The film, Eyes on the Prize: Fighting Back, Central High School in Little Rock, Arkansas is put to the test. During the Supreme Court case of Brown Vs The Board of Education, many people fought for schools to end segregation of the students. This means that black and white students would attend the same schools together. The Supreme Court case made its final decision and made it illegal to segregate students. Central High School was the school that let black students in first. The NAACP let in 9 black students at Little Rock and they were called the Little Rock Nine. Even though many people fought to not have them there, President Eisenhower fought to keep them there. This led to an uproar from the community and a lot of violence. At one point the governor even has to call out the national guard and the students had to be escorted to class by police. By the end of the film, only one black student is left to graduate
The Huffington Post says, “The U.S. incarcerates nearly seven times as many people, measured as a share of population, as Canada does.
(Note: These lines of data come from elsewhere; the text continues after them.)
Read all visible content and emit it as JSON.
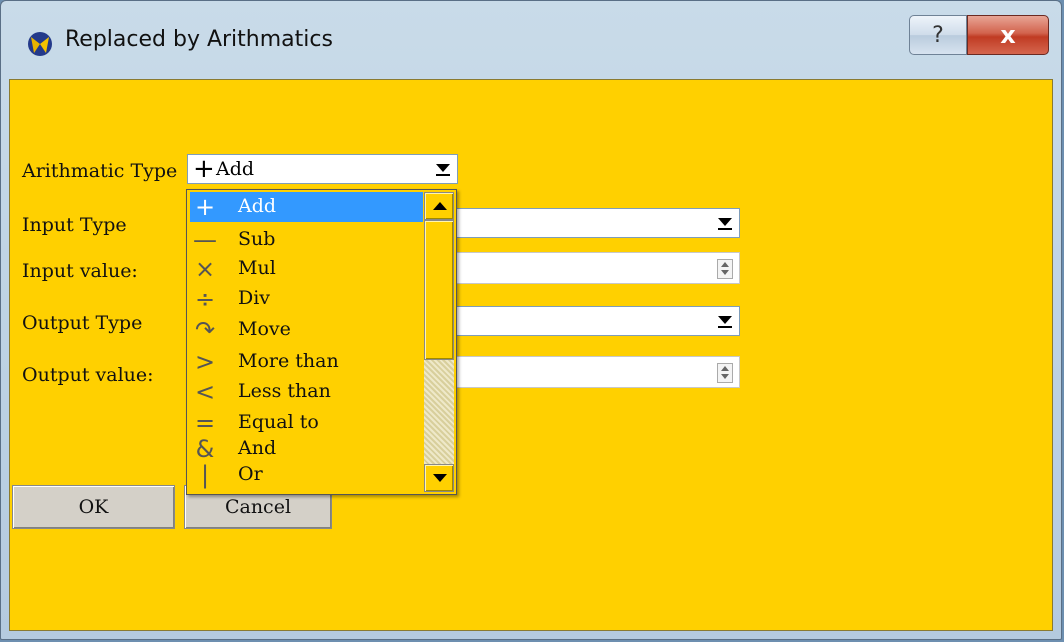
{
  "window": {
    "title": "Replaced by Arithmatics",
    "help_glyph": "?",
    "close_glyph": "x",
    "client_color": "#ffd000"
  },
  "form": {
    "arithmatic_type_label": "Arithmatic Type",
    "arithmatic_type_value": "Add",
    "arithmatic_type_symbol": "+",
    "input_type_label": "Input Type",
    "input_type_value": "",
    "input_value_label": "Input value:",
    "input_value_value": "",
    "output_type_label": "Output Type",
    "output_type_value": "",
    "output_value_label": "Output value:",
    "output_value_value": ""
  },
  "buttons": {
    "ok": "OK",
    "cancel": "Cancel"
  },
  "dropdown": {
    "selected_index": 0,
    "selected_color": "#3399ff",
    "items": [
      {
        "symbol": "+",
        "label": "Add"
      },
      {
        "symbol": "—",
        "label": "Sub"
      },
      {
        "symbol": "×",
        "label": "Mul"
      },
      {
        "symbol": "÷",
        "label": "Div"
      },
      {
        "symbol": "↷",
        "label": "Move"
      },
      {
        "symbol": ">",
        "label": "More than"
      },
      {
        "symbol": "<",
        "label": "Less than"
      },
      {
        "symbol": "=",
        "label": "Equal to"
      },
      {
        "symbol": "&",
        "label": "And"
      },
      {
        "symbol": "|",
        "label": "Or"
      }
    ]
  }
}
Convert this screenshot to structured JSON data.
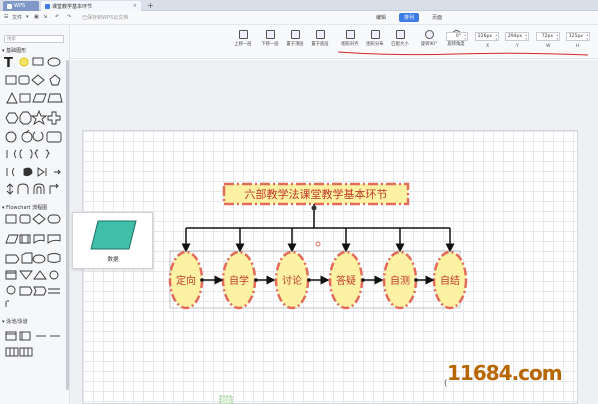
{
  "tabs": {
    "wps": "WPS",
    "document": "课堂教学基本环节",
    "add": "+"
  },
  "menubar": {
    "file": "文件",
    "saved_status": "已保存到WPS云文档",
    "menus": [
      "编辑",
      "排列",
      "页面"
    ],
    "active_menu": "排列"
  },
  "toolbar": {
    "buttons": [
      "上移一层",
      "下移一层",
      "置于顶层",
      "置于底层",
      "图形对齐",
      "图形分布",
      "匹配大小",
      "旋转90°",
      "旋转角度"
    ],
    "fields": [
      {
        "label": "",
        "value": "0°"
      },
      {
        "label": "X",
        "value": "226px"
      },
      {
        "label": "Y",
        "value": "294px"
      },
      {
        "label": "W",
        "value": "72px"
      },
      {
        "label": "H",
        "value": "125px"
      }
    ]
  },
  "sidebar": {
    "search_placeholder": "搜索",
    "sections": [
      "基础图形",
      "Flowchart 流程图",
      "泳池/泳道"
    ]
  },
  "popup": {
    "label": "数据"
  },
  "diagram": {
    "title": "六部教学法课堂教学基本环节",
    "steps": [
      "定向",
      "自学",
      "讨论",
      "答疑",
      "自测",
      "自结"
    ]
  },
  "watermark": "11684.com",
  "colors": {
    "accent": "#3d7be6",
    "node_fill": "#fdf2a3",
    "node_border": "#e26b5a",
    "node_text": "#c0392b",
    "watermark": "#b86600",
    "shape_teal": "#3fbfa9"
  }
}
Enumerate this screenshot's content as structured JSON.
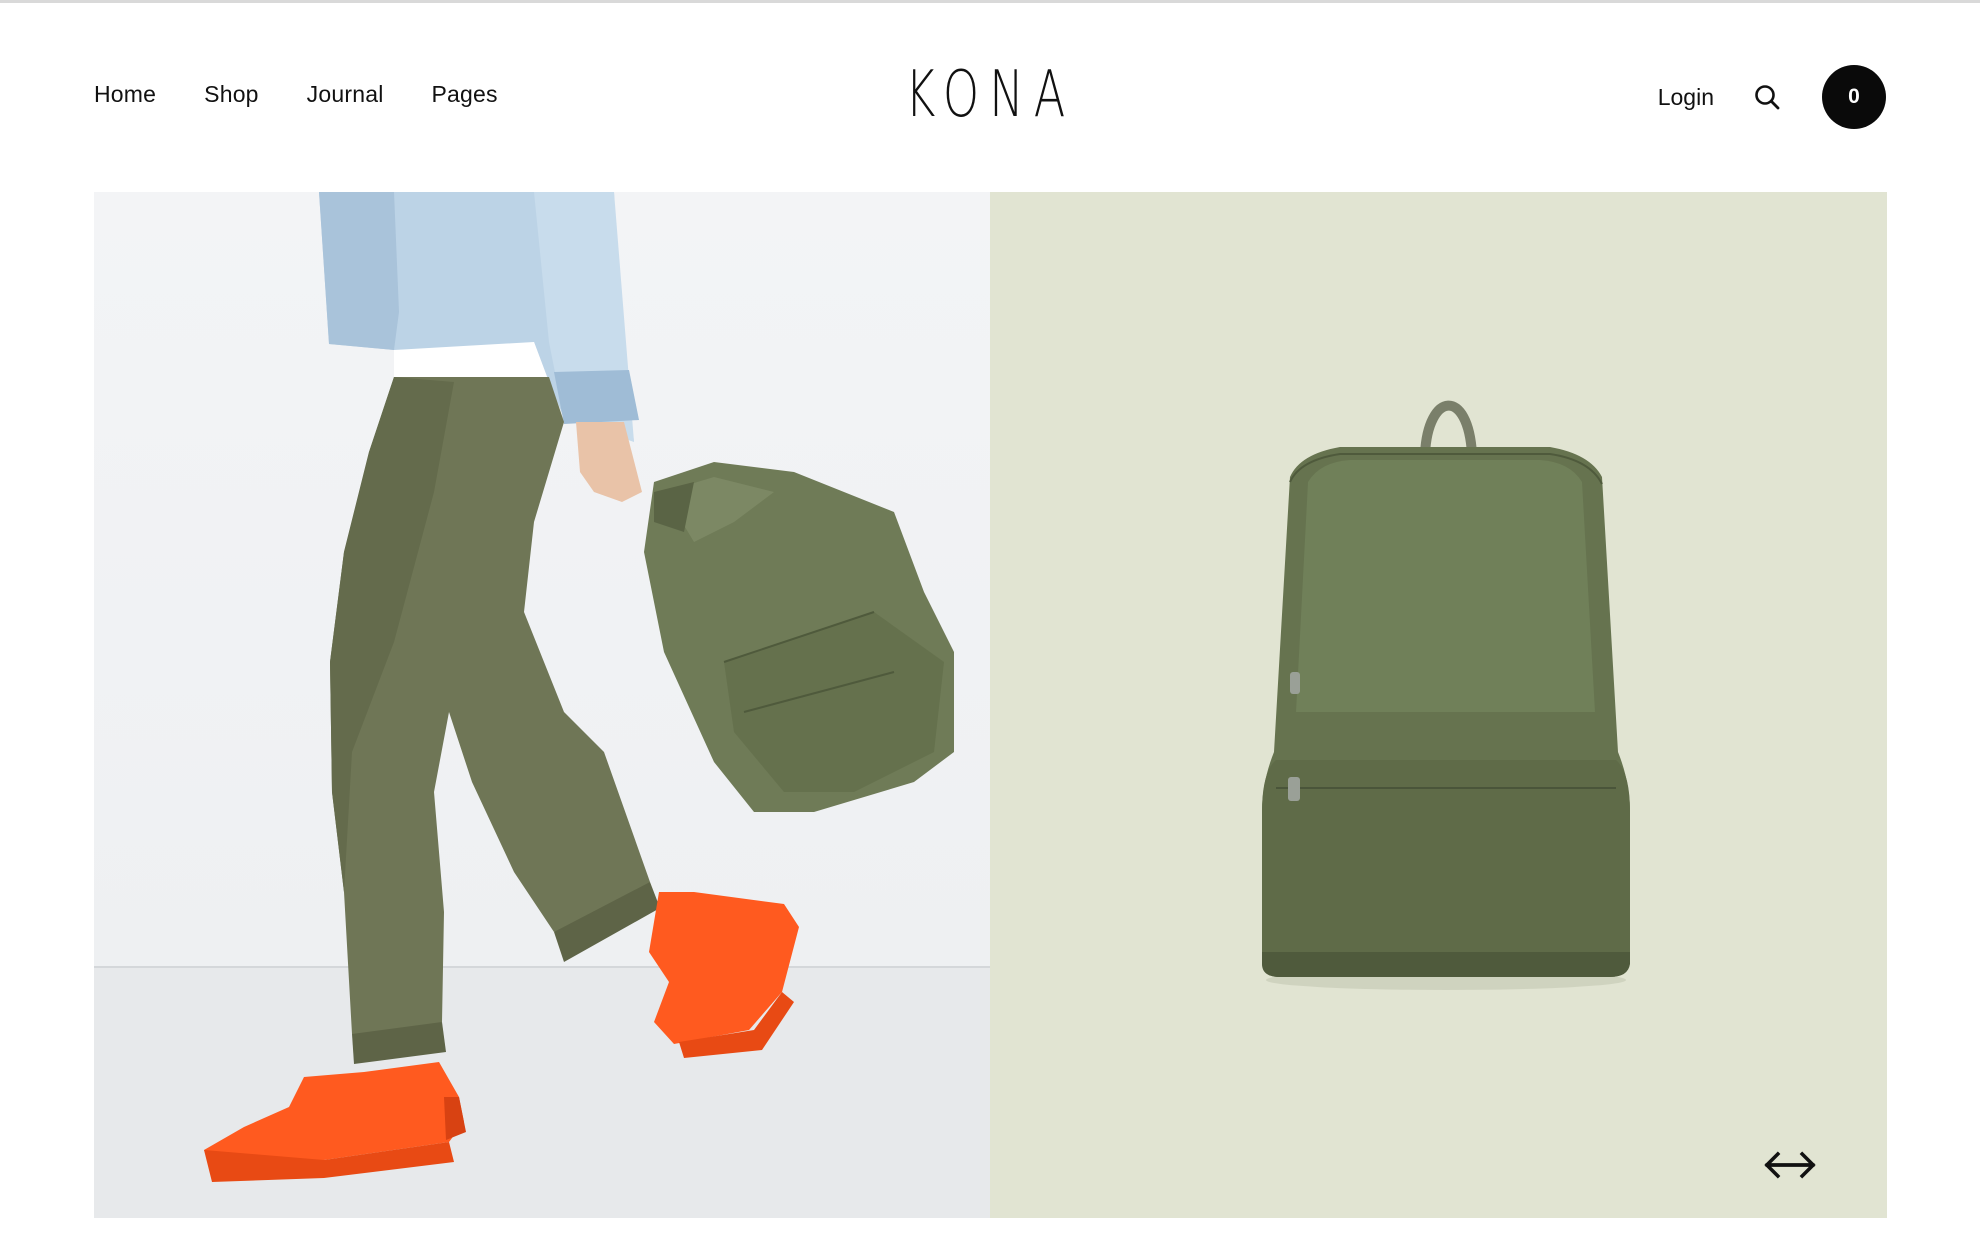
{
  "nav": {
    "items": [
      {
        "label": "Home"
      },
      {
        "label": "Shop"
      },
      {
        "label": "Journal"
      },
      {
        "label": "Pages"
      }
    ]
  },
  "brand": {
    "logo_text": "KONA"
  },
  "header": {
    "login_label": "Login",
    "cart_count": "0",
    "search_icon": "search-icon"
  },
  "hero": {
    "left_image": "model-walking-with-green-backpack",
    "right_image": "green-backpack-product",
    "prev_icon": "arrow-left-icon",
    "next_icon": "arrow-right-icon"
  },
  "colors": {
    "accent": "#0a0a0a",
    "panel_right_bg": "#e1e4d2",
    "panel_left_bg": "#f0f1f3",
    "bag_green": "#66734f",
    "sneaker_orange": "#ff5a1f",
    "pants_olive": "#6f7656",
    "denim": "#b9d0e4"
  }
}
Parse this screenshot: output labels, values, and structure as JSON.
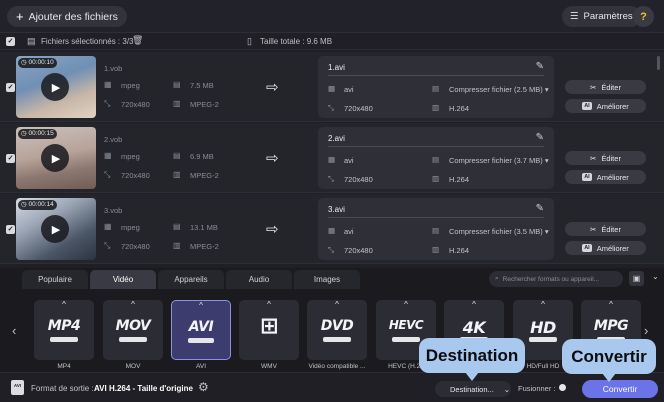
{
  "toolbar": {
    "add_files_label": "Ajouter des fichiers",
    "settings_label": "Paramètres",
    "help_label": "?"
  },
  "selection": {
    "selected_label": "Fichiers sélectionnés : 3/3",
    "total_size_label": "Taille totale : 9.6 MB"
  },
  "files": [
    {
      "duration": "00:00:10",
      "source_name": "1.vob",
      "source_format": "mpeg",
      "source_size": "7.5 MB",
      "source_resolution": "720x480",
      "source_codec": "MPEG-2",
      "target_name": "1.avi",
      "target_format": "avi",
      "target_compress": "Compresser fichier (2.5 MB)",
      "target_resolution": "720x480",
      "target_codec": "H.264"
    },
    {
      "duration": "00:00:15",
      "source_name": "2.vob",
      "source_format": "mpeg",
      "source_size": "6.9 MB",
      "source_resolution": "720x480",
      "source_codec": "MPEG-2",
      "target_name": "2.avi",
      "target_format": "avi",
      "target_compress": "Compresser fichier (3.7 MB)",
      "target_resolution": "720x480",
      "target_codec": "H.264"
    },
    {
      "duration": "00:00:14",
      "source_name": "3.vob",
      "source_format": "mpeg",
      "source_size": "13.1 MB",
      "source_resolution": "720x480",
      "source_codec": "MPEG-2",
      "target_name": "3.avi",
      "target_format": "avi",
      "target_compress": "Compresser fichier (3.5 MB)",
      "target_resolution": "720x480",
      "target_codec": "H.264"
    }
  ],
  "row_actions": {
    "edit_label": "Éditer",
    "improve_label": "Améliorer",
    "ai_badge": "AI"
  },
  "tabs": [
    {
      "label": "Populaire",
      "active": false
    },
    {
      "label": "Vidéo",
      "active": true
    },
    {
      "label": "Appareils",
      "active": false
    },
    {
      "label": "Audio",
      "active": false
    },
    {
      "label": "Images",
      "active": false
    }
  ],
  "search": {
    "placeholder": "Rechercher formats ou appareil..."
  },
  "formats": [
    {
      "logo": "MP4",
      "label": "MP4",
      "selected": false
    },
    {
      "logo": "MOV",
      "label": "MOV",
      "selected": false
    },
    {
      "logo": "AVI",
      "label": "AVI",
      "selected": true
    },
    {
      "logo": "",
      "label": "WMV",
      "selected": false
    },
    {
      "logo": "DVD",
      "label": "Vidéo compatible ...",
      "selected": false
    },
    {
      "logo": "HEVC",
      "label": "HEVC (H.26",
      "selected": false
    },
    {
      "logo": "4K",
      "label": "",
      "selected": false
    },
    {
      "logo": "HD",
      "label": "HD/Full HD",
      "selected": false
    },
    {
      "logo": "MPG",
      "label": "",
      "selected": false
    }
  ],
  "output": {
    "icon_text": "AVI",
    "label": "Format de sortie :",
    "value": "AVI H.264 - Taille d'origine"
  },
  "bottom": {
    "destination_label": "Destination...",
    "merge_label": "Fusionner :",
    "merge_on": false,
    "convert_label": "Convertir"
  },
  "callouts": {
    "destination": "Destination",
    "convert": "Convertir"
  },
  "colors": {
    "accent": "#6b73e8",
    "callout": "#a9c8ee",
    "selected_format": "#3c3d6e",
    "background": "#1f1f25"
  }
}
People of color are disproportionately represented in the American prison population and are typically punished more severely than white peers for the same crimes” (Daniel Marans). Racism against people of color has caused them to be represented poorly in society as potential criminals, especially black. MIT informs its viewers that “according to the United States census Bureau, blacks are twice as likely to be poor compared to other races, and eight times as likely to be imprisoned. Blacks are also three times more likely to be convicted of drug violations than whites.
The number of minorities in the prison system is quite startling. Minorities make up 60% of the population imprisoned. To support this allegation, 1 in 3 African American men will be imprisoned at least once in their lifetime thus creating a racial stereotype. Since 1 in 3 African Americans will be arrested and imprisoned in their lifetime, it creates a target for police officers as well as the public. Police officers will primarily be on the lookout for a colored male or female as oppose to a caucasian male or female.